I don’t generally allow social media or games on the phone for my middle schooler, but there’s a video chat app called Houseparty that I approved for him to get yesterday. Not only does it do video chat in groups, there are also game prompts for them to play with their friends during the conversation.
Send the Kids Outside While you Can
We need as much sunshine as possible. It’s good for the brain! With my ankle sprained, I’ve been telling my son to get in the backyard. But for those of you without pain who don’t have a yard, go for a walk, bike ride, or look for another way to spend time outdoors.
Encourage your Teen to Make a Goal to Pursue During Social Distancing
This is (hopefully) a once-in-a-lifetime occurrence where you have no pressure whatsoever the leave the house. No pressure to achieve anything grand or push productivity. I’ve seen a lot of suggestions from people to spend this time slowing down, meditating, and relishing being out of the rat race. I’ve also seen people who want to reorganize it all, do a bunch of projects they’ve been meaning to do, and set their sites on goals they’ve been wanting to achieve.
Setting a goal during the pandemic isn’t about achievement as much as it is about intention. Encourage your child to consider what their intention will be during this unique time. Even if it’s rest, what does rest look like? Is it tuning things out? Is it more sleep, earlier times in bed?
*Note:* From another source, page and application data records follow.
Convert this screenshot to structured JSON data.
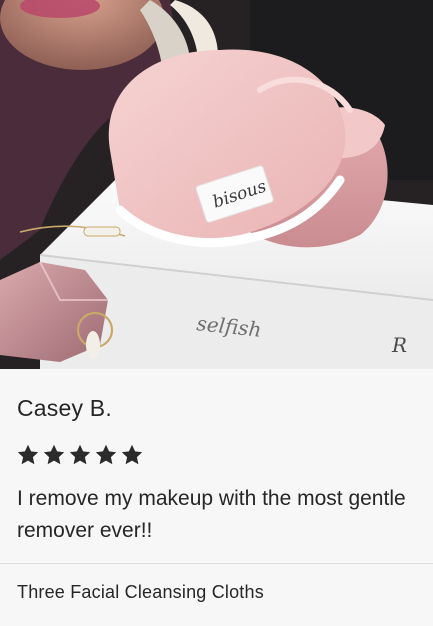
{
  "photo": {
    "alt_icon": "product-photo",
    "tag_text": "bisous",
    "book_text": "selfish",
    "book_mark": "R"
  },
  "review": {
    "reviewer_name": "Casey B.",
    "rating": 5,
    "rating_max": 5,
    "text": "I remove my makeup with the most gentle remover ever!!",
    "product_name": "Three Facial Cleansing Cloths"
  },
  "colors": {
    "star": "#2b2b2b",
    "background": "#f7f7f7",
    "text": "#262626"
  }
}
If they do want to achieve something bigger, like pursuing an interest, what are resources you can use to facilitate that? YouTube has tutorials on just about anything, but there are more specialized websites that may be of more value.
Getting intentional about this time provides another opportunity for achievement in a time which that is limited.
Be Cautious of What Can be Overheard
I was on a video call this morning with a friend talking about the virus, fuming about our country’s leadership and sharing concern for what the future looks like, knowing the financial repercussions for this on such a massive scale without the right policies to protect the people. In the midst of this doomsday discussion, my middle schooler walked in the room, though his office space is on the other side of our house.
He surely heard the murmur of me talking to someone other than a baby, so curiosity caused him to head my way. He said he was “stretching.” Mhmm.
But in that moment I was really aware of how sheltered I can let him be when we’re in the midst of this. How much information is just enough? How can I straddle informing him and not scaring him?
Take it Easy
Sure, I seemingly just gave you a list of guidelines to follow to protect your child’s mental health during our current global health crisis. But really, this list was also a reminder for me. These are stressful times for everyone (though I acknowledge that they are far more stressful for those who get sick, their families, the medical professionals and grocers on the front line and those that are un- or underemployed) and we’re all just trying to keep the peace in our homes.
Raising a teen or tween is hard. Their prefrontal cortex isn’t fully formed, they’re hormonal, impulsive, and still very unaware of how the world works. It’s much harder in times when you’re figuring out how the world will work after a catastrophe. There’s only so much we have control over in times like these. You won’t always be able to keep your patience with them, but you can make attempts to connect with them, encourage them to connect with others, keep them active, in the sunshine, and as safe as possible.